Work task: Lines below that include the word "header" should each be copied.

*** Excerpted data ***

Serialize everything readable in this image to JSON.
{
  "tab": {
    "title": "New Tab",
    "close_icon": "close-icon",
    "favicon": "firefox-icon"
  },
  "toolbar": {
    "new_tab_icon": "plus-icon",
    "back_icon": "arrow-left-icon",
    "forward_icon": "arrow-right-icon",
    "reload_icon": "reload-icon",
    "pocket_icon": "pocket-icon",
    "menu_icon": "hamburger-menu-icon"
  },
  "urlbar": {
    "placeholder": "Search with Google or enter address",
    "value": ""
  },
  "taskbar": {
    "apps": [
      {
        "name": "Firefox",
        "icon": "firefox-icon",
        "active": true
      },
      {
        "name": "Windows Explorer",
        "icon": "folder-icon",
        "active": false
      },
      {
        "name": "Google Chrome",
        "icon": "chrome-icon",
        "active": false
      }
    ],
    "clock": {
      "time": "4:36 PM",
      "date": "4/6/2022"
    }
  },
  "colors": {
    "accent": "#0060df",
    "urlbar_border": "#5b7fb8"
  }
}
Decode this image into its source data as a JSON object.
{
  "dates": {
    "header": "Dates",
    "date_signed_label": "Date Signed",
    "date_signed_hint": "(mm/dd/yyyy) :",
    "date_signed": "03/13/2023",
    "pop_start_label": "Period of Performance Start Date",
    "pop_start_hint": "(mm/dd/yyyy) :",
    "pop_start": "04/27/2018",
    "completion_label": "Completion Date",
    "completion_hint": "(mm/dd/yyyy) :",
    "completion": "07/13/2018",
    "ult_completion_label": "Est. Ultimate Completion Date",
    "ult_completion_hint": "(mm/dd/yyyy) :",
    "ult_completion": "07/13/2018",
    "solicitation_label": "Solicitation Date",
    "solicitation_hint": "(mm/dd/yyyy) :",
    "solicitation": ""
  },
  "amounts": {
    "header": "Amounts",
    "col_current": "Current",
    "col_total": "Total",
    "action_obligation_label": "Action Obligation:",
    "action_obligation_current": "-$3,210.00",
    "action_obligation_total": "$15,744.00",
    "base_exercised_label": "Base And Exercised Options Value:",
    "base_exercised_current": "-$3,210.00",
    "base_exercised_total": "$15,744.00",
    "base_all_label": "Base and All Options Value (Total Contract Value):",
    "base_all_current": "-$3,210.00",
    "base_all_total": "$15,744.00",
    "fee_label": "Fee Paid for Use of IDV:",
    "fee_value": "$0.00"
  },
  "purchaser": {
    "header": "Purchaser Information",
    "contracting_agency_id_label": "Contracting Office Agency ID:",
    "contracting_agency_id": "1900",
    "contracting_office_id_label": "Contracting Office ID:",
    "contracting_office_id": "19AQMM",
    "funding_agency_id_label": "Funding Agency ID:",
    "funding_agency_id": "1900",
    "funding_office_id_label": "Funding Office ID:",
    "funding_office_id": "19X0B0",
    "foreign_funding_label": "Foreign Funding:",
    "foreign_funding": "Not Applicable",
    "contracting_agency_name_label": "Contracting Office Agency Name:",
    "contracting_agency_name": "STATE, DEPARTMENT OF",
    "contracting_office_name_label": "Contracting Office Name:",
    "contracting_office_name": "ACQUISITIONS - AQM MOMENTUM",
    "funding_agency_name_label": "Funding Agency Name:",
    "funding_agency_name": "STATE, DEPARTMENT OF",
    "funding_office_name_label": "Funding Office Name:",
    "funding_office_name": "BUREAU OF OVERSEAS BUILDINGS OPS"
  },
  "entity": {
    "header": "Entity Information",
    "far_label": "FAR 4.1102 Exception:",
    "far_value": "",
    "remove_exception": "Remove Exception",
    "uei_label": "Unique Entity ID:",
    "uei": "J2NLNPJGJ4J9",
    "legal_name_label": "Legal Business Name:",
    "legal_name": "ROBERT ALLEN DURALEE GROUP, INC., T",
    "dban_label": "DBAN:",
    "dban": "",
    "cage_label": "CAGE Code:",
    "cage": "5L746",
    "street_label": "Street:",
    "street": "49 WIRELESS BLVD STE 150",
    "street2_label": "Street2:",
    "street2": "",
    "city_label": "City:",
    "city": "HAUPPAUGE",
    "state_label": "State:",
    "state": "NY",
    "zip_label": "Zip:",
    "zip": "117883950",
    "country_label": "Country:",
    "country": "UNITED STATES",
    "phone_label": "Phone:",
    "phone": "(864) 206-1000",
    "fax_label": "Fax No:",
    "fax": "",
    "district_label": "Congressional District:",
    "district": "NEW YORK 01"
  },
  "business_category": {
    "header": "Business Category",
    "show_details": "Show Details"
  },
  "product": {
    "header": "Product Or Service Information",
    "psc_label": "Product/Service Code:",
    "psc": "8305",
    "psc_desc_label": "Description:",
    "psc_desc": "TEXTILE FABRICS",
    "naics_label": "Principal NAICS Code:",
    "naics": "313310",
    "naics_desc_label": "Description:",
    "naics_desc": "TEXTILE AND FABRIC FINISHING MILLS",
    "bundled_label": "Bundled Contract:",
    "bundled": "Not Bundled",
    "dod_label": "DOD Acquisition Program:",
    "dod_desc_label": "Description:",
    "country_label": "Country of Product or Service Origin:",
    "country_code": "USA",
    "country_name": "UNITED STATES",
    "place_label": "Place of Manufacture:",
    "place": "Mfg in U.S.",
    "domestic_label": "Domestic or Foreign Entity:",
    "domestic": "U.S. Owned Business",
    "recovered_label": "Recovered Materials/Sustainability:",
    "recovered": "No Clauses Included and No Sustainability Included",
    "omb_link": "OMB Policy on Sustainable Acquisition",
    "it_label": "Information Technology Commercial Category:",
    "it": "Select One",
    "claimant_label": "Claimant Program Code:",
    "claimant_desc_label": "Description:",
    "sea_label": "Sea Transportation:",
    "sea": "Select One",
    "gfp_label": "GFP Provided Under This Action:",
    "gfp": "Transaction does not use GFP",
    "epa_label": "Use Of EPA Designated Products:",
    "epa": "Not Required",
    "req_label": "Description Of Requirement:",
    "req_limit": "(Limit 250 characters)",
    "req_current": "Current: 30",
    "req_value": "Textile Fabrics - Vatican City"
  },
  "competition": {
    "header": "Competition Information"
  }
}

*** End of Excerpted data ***

Exercise result:
    "header": "Dates",
    "header": "Amounts",
    "header": "Purchaser Information",
    "header": "Entity Information",
    "header": "Business Category",
    "header": "Product Or Service Information",
    "header": "Competition Information"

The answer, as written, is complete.